Because the giraffe population has shrunk nearly 40 percent in just 30 years, scientists put it on the official watch list of threatened and endangered species worldwide, calling it “vulnerable.” That’s two steps up the danger ladder from its previous designation of being a species of least concern. In 1985, there were between 151,000 and 163,000 giraffes but in 2015 the number was down to 97,562, according to the International Union for the Conservation of Nature (IUCN).
At a biodiversity meeting Wednesday in Mexico, the IUCN increased the threat level for 35 species and lowered the threat level for seven species on its “Red List” of threatened species, considered by scientists the official list of what animals and plants are in danger of disappearing.
The giraffe is the only mammal whose status changed on the list this year. Scientists blame habitat loss. Julian Fennessy and Noelle Kumpel, co-chairs of the specialty group of biologists that put the giraffe on the IUCN Red List, both called what’s happening to giraffes a “silent extinction.”
Fennessy, co-director of the Giraffe Conservation Foundation said,
“Everyone assumes giraffes are everywhere, but they’re not. Until recently, biologists hadn’t done a good job assessing giraffes’ numbers and where they can be found, and they have been lumped into one broad species instead of nine separate subspecies.”
Fennessy blamed shrinking living space as the main culprit in the declining giraffe population, worsened by poaching and disease. He said,
“People are moving into giraffe areas especially in central and eastern Africa. Giraffe numbers are plunging most in central and eastern Africa and are being offset by increases in southern Africa.”

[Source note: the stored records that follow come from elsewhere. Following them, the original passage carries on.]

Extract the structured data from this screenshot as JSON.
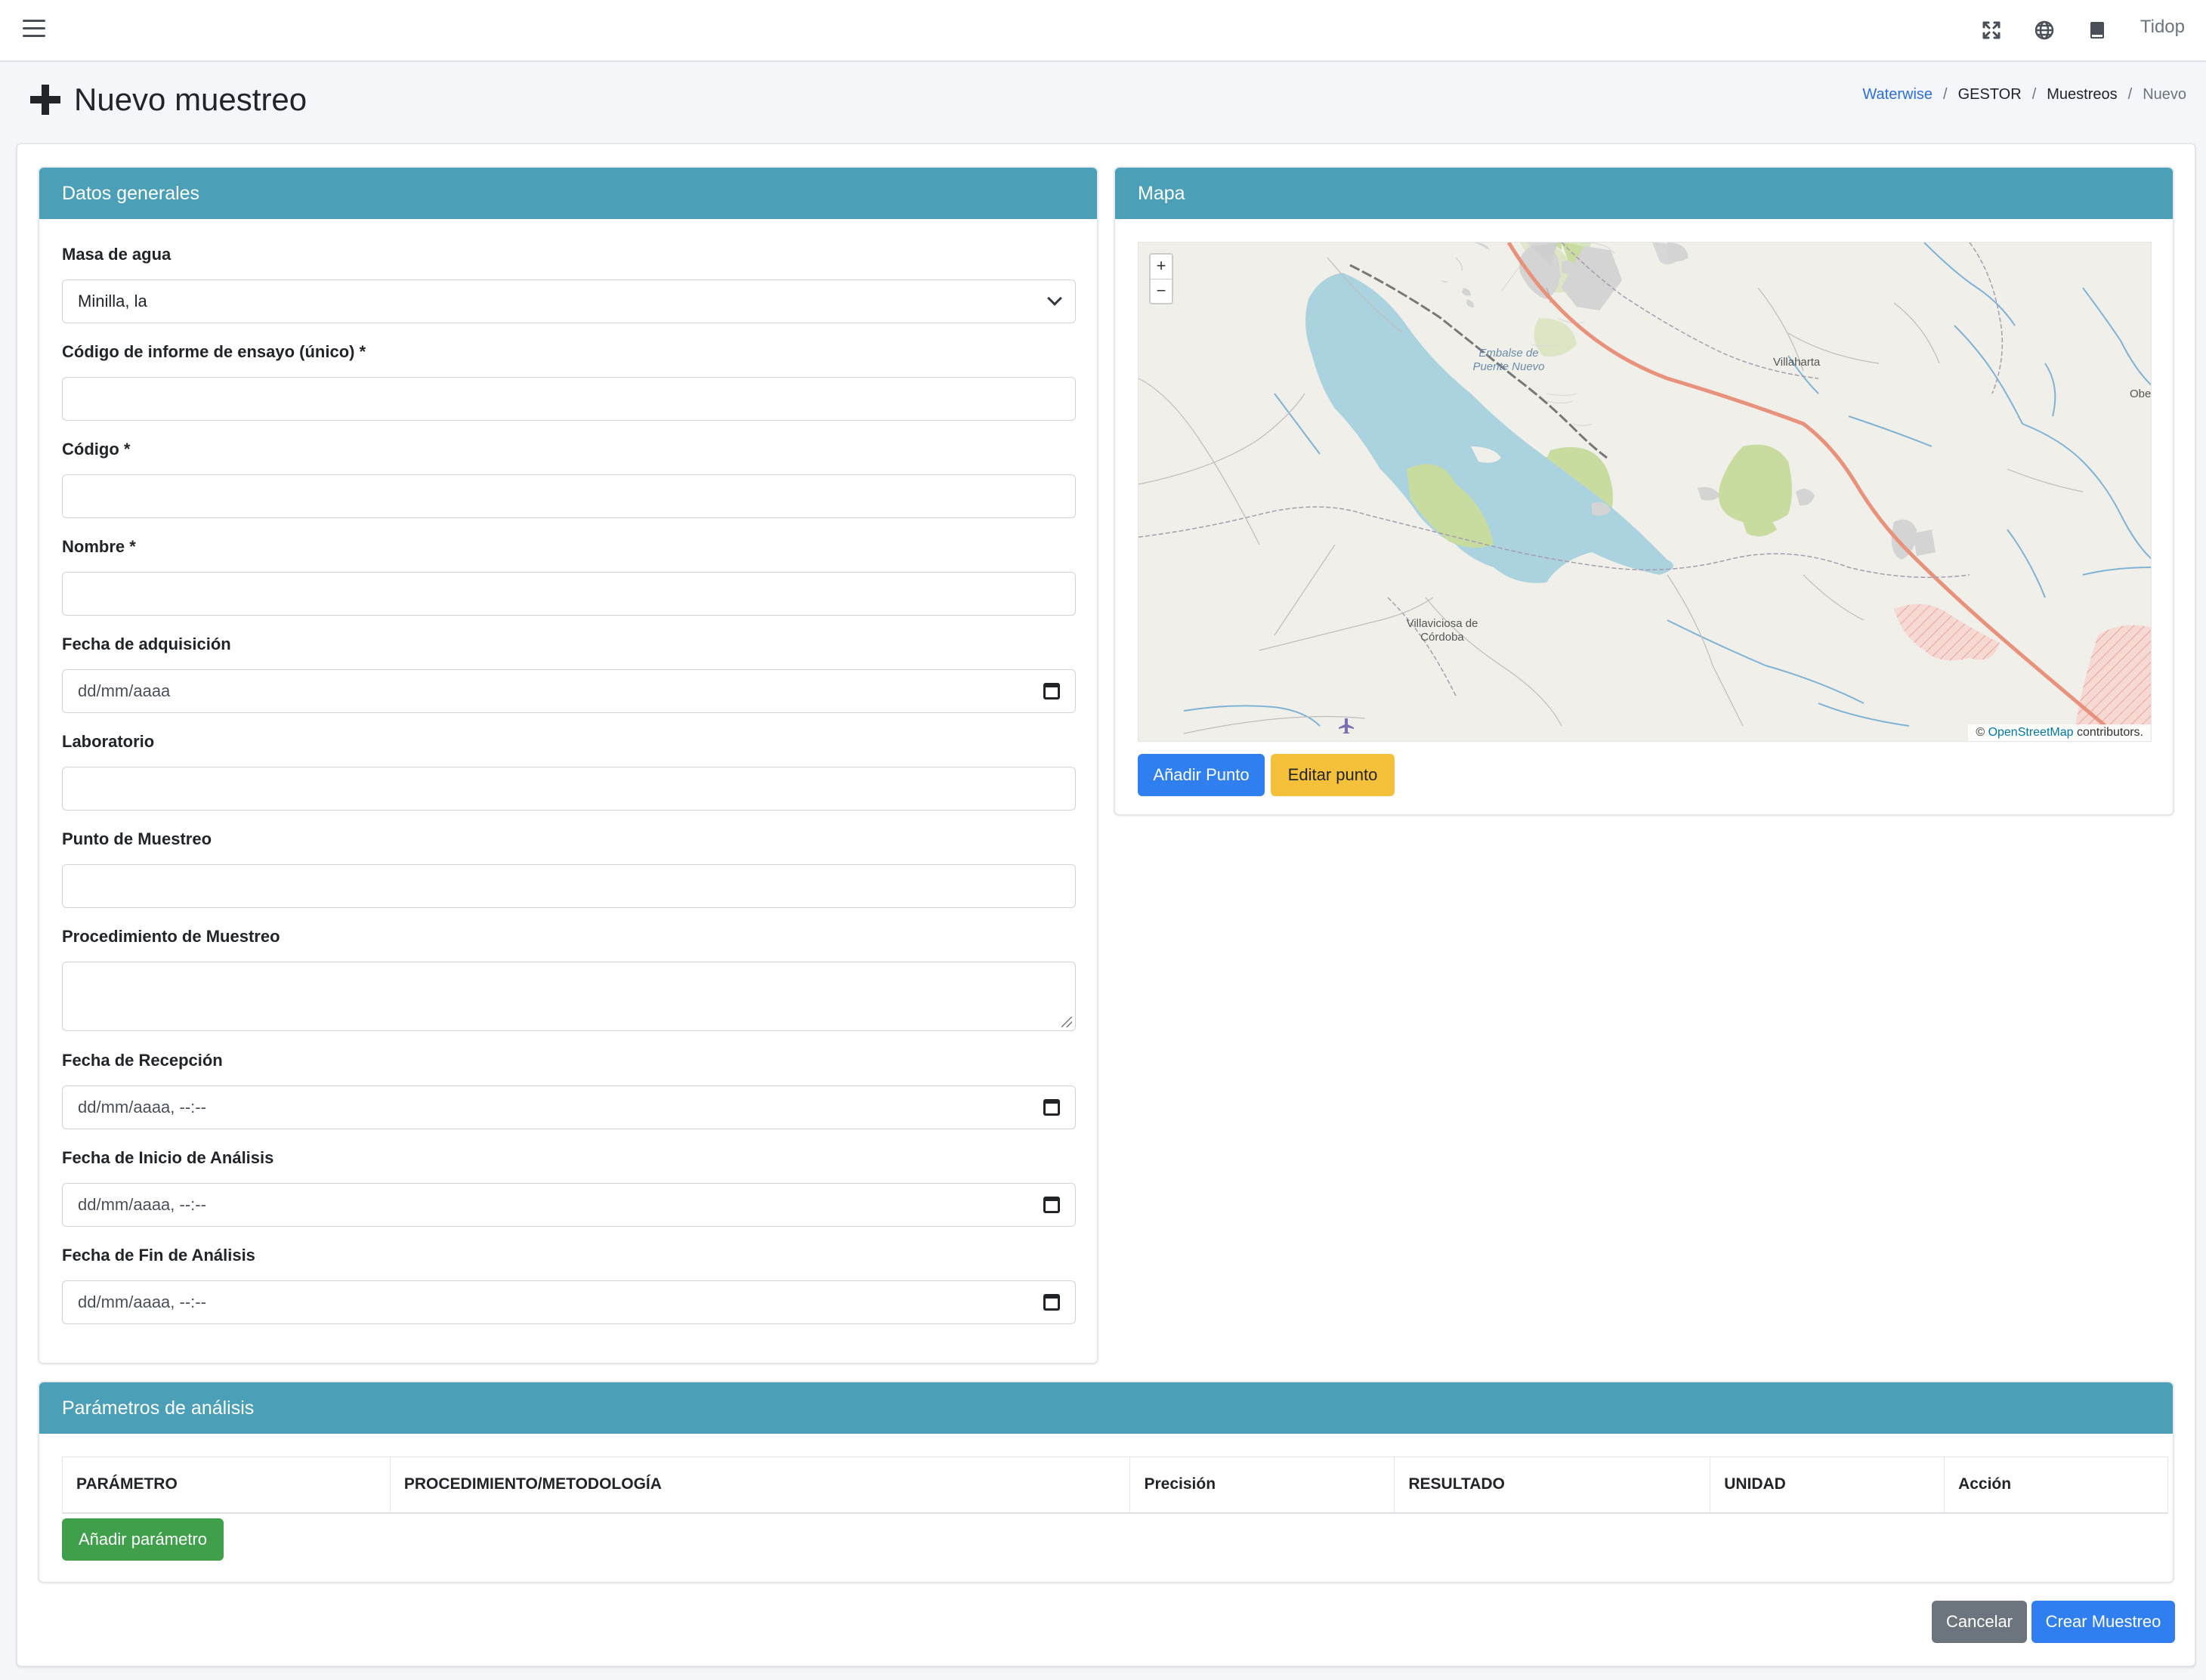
{
  "topbar": {
    "user_label": "Tidop",
    "icons": [
      "menu-icon",
      "fullscreen-icon",
      "globe-icon",
      "book-icon"
    ]
  },
  "page": {
    "title": "Nuevo muestreo",
    "breadcrumb": [
      "Waterwise",
      "GESTOR",
      "Muestreos",
      "Nuevo"
    ]
  },
  "general": {
    "header": "Datos generales",
    "fields": {
      "masa_agua": {
        "label": "Masa de agua",
        "value": "Minilla, la"
      },
      "codigo_informe": {
        "label": "Código de informe de ensayo (único) *",
        "value": ""
      },
      "codigo": {
        "label": "Código *",
        "value": ""
      },
      "nombre": {
        "label": "Nombre *",
        "value": ""
      },
      "fecha_adquisicion": {
        "label": "Fecha de adquisición",
        "value": "dd/mm/aaaa"
      },
      "laboratorio": {
        "label": "Laboratorio",
        "value": ""
      },
      "punto_muestreo": {
        "label": "Punto de Muestreo",
        "value": ""
      },
      "procedimiento": {
        "label": "Procedimiento de Muestreo",
        "value": ""
      },
      "fecha_recepcion": {
        "label": "Fecha de Recepción",
        "value": "dd/mm/aaaa, --:--"
      },
      "fecha_inicio": {
        "label": "Fecha de Inicio de Análisis",
        "value": "dd/mm/aaaa, --:--"
      },
      "fecha_fin": {
        "label": "Fecha de Fin de Análisis",
        "value": "dd/mm/aaaa, --:--"
      }
    }
  },
  "map": {
    "header": "Mapa",
    "zoom_in": "+",
    "zoom_out": "−",
    "attribution_symbol": "©",
    "attribution_link": "OpenStreetMap",
    "attribution_suffix": " contributors.",
    "labels": {
      "reservoir": "Embalse de Puente Nuevo",
      "villaharta": "Villaharta",
      "villaviciosa": "Villaviciosa de Córdoba",
      "obejo": "Obej"
    },
    "add_point": "Añadir Punto",
    "edit_point": "Editar punto",
    "colors": {
      "water": "#abd3df",
      "forest": "#c8dca0",
      "road": "#e8927c"
    }
  },
  "params": {
    "header": "Parámetros de análisis",
    "columns": [
      "PARÁMETRO",
      "PROCEDIMIENTO/METODOLOGÍA",
      "Precisión",
      "RESULTADO",
      "UNIDAD",
      "Acción"
    ],
    "add_label": "Añadir parámetro"
  },
  "actions": {
    "cancel": "Cancelar",
    "create": "Crear Muestreo"
  },
  "colors": {
    "header_bg": "#4b9fb7",
    "primary": "#2f7ff0",
    "warning": "#f5c13a",
    "success": "#3f9f4a",
    "secondary": "#6c757d"
  }
}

This has fragmented giraffe populations, making them shrink in size with wild giraffes gone from seven countries — Burkina Faso, Eritrea, Guinea, Malawi, Mauritania, Nigeria and Senegal, said Kumpel of the Zoological Society of London.
Source: WASHINGTON (AP)